The American Saddlebred was developed to meet the American pioneer’s need for a versatile farm and road horse. Beautiful yet hardy, docile yet flashy and above all comfortable under saddle for days at a time – The American Saddlebred has it all. Narragansett Pacers, natural and easy gaited animals developed in the colonies of Rhode Island and Virginia were selectively bred with early Thoroughbreds for their size and quality.
By 1776 an all purpose riding horse, then commonly referred to as the “American Horse” was easily recognized as a definite type. By the 1800’s as the pioneers moved west, this “American Horse” was the breed choice by farmers and frontiersmen who followed Daniel Boone through the Cumberland Gap into Kentucky.

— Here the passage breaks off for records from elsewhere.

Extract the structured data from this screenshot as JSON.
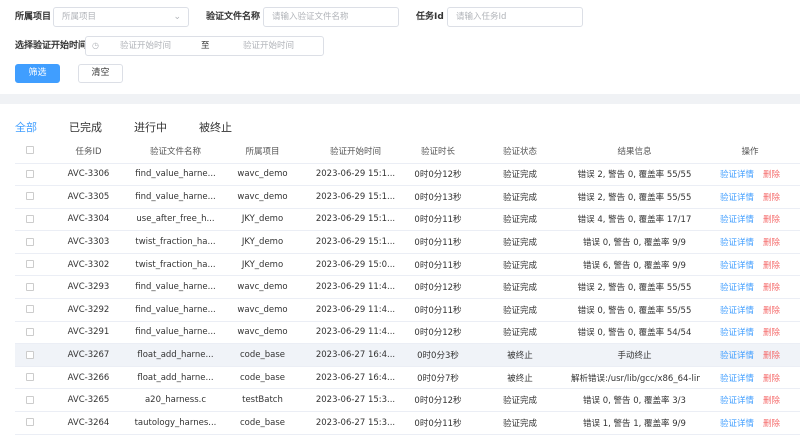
{
  "filters": {
    "project_label": "所属项目",
    "project_placeholder": "所属项目",
    "file_label": "验证文件名称",
    "file_placeholder": "请输入验证文件名称",
    "task_label": "任务Id",
    "task_placeholder": "请输入任务Id",
    "time_label": "选择验证开始时间",
    "time_start_placeholder": "验证开始时间",
    "time_sep": "至",
    "time_end_placeholder": "验证开始时间",
    "search_button": "筛选",
    "clear_button": "清空"
  },
  "tabs": [
    {
      "label": "全部",
      "active": true
    },
    {
      "label": "已完成",
      "active": false
    },
    {
      "label": "进行中",
      "active": false
    },
    {
      "label": "被终止",
      "active": false
    }
  ],
  "table": {
    "headers": {
      "id": "任务ID",
      "file": "验证文件名称",
      "project": "所属项目",
      "start": "验证开始时间",
      "duration": "验证时长",
      "status": "验证状态",
      "result": "结果信息",
      "ops": "操作"
    },
    "detail_label": "验证详情",
    "delete_label": "删除",
    "rows": [
      {
        "id": "AVC-3306",
        "file": "find_value_harne...",
        "project": "wavc_demo",
        "start": "2023-06-29 15:1...",
        "duration": "0时0分12秒",
        "status": "验证完成",
        "result": "错误 2, 警告 0, 覆盖率 55/55"
      },
      {
        "id": "AVC-3305",
        "file": "find_value_harne...",
        "project": "wavc_demo",
        "start": "2023-06-29 15:1...",
        "duration": "0时0分13秒",
        "status": "验证完成",
        "result": "错误 2, 警告 0, 覆盖率 55/55"
      },
      {
        "id": "AVC-3304",
        "file": "use_after_free_h...",
        "project": "JKY_demo",
        "start": "2023-06-29 15:1...",
        "duration": "0时0分11秒",
        "status": "验证完成",
        "result": "错误 4, 警告 0, 覆盖率 17/17"
      },
      {
        "id": "AVC-3303",
        "file": "twist_fraction_ha...",
        "project": "JKY_demo",
        "start": "2023-06-29 15:1...",
        "duration": "0时0分11秒",
        "status": "验证完成",
        "result": "错误 0, 警告 0, 覆盖率 9/9"
      },
      {
        "id": "AVC-3302",
        "file": "twist_fraction_ha...",
        "project": "JKY_demo",
        "start": "2023-06-29 15:0...",
        "duration": "0时0分11秒",
        "status": "验证完成",
        "result": "错误 6, 警告 0, 覆盖率 9/9"
      },
      {
        "id": "AVC-3293",
        "file": "find_value_harne...",
        "project": "wavc_demo",
        "start": "2023-06-29 11:4...",
        "duration": "0时0分12秒",
        "status": "验证完成",
        "result": "错误 2, 警告 0, 覆盖率 55/55"
      },
      {
        "id": "AVC-3292",
        "file": "find_value_harne...",
        "project": "wavc_demo",
        "start": "2023-06-29 11:4...",
        "duration": "0时0分11秒",
        "status": "验证完成",
        "result": "错误 0, 警告 0, 覆盖率 55/55"
      },
      {
        "id": "AVC-3291",
        "file": "find_value_harne...",
        "project": "wavc_demo",
        "start": "2023-06-29 11:4...",
        "duration": "0时0分12秒",
        "status": "验证完成",
        "result": "错误 0, 警告 0, 覆盖率 54/54"
      },
      {
        "id": "AVC-3267",
        "file": "float_add_harne...",
        "project": "code_base",
        "start": "2023-06-27 16:4...",
        "duration": "0时0分3秒",
        "status": "被终止",
        "result": "手动终止"
      },
      {
        "id": "AVC-3266",
        "file": "float_add_harne...",
        "project": "code_base",
        "start": "2023-06-27 16:4...",
        "duration": "0时0分7秒",
        "status": "被终止",
        "result": "解析错误:/usr/lib/gcc/x86_64-lin..."
      },
      {
        "id": "AVC-3265",
        "file": "a20_harness.c",
        "project": "testBatch",
        "start": "2023-06-27 15:3...",
        "duration": "0时0分12秒",
        "status": "验证完成",
        "result": "错误 0, 警告 0, 覆盖率 3/3"
      },
      {
        "id": "AVC-3264",
        "file": "tautology_harnes...",
        "project": "code_base",
        "start": "2023-06-27 15:3...",
        "duration": "0时0分11秒",
        "status": "验证完成",
        "result": "错误 1, 警告 1, 覆盖率 9/9"
      }
    ]
  },
  "colors": {
    "accent": "#409eff",
    "danger": "#f56c6c"
  },
  "icons": {
    "select": "chevron-down-icon",
    "date": "clock-icon",
    "checkbox": "checkbox-icon"
  }
}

In 1839 a very special Thoroughbred named Denmark was foaled who changed the “American Horse” forever. Over 60% of registered horses would later trace back to his son Gaines Denmark. Over the years, minor crosses to Morgan, Standardbred and Hackney horses also contributed to the breed. When the US Civil War ended the breed was perhaps preserved by General Grant’s order that confederate troops could keep their “American Saddle Horses” when they returned home.
As horse shows regained popularity after the civil war, the “American Saddle Horse” shone as their beauty, stamina and ability to learn made them sought after and commercially valuable. In an effort to preserve this breed, the USregistry was formed on April 7,1891 and the American Saddlebred was born, remaining a pure breed to this day. According to”Modern Breeds of Livestock”, published by Macmillan in 1980, says “The confirmation and style of the Saddle Horse is usually considered the most impressive of all breeds of horses, and most people regard it as the most beautiful horse existing in the world today”.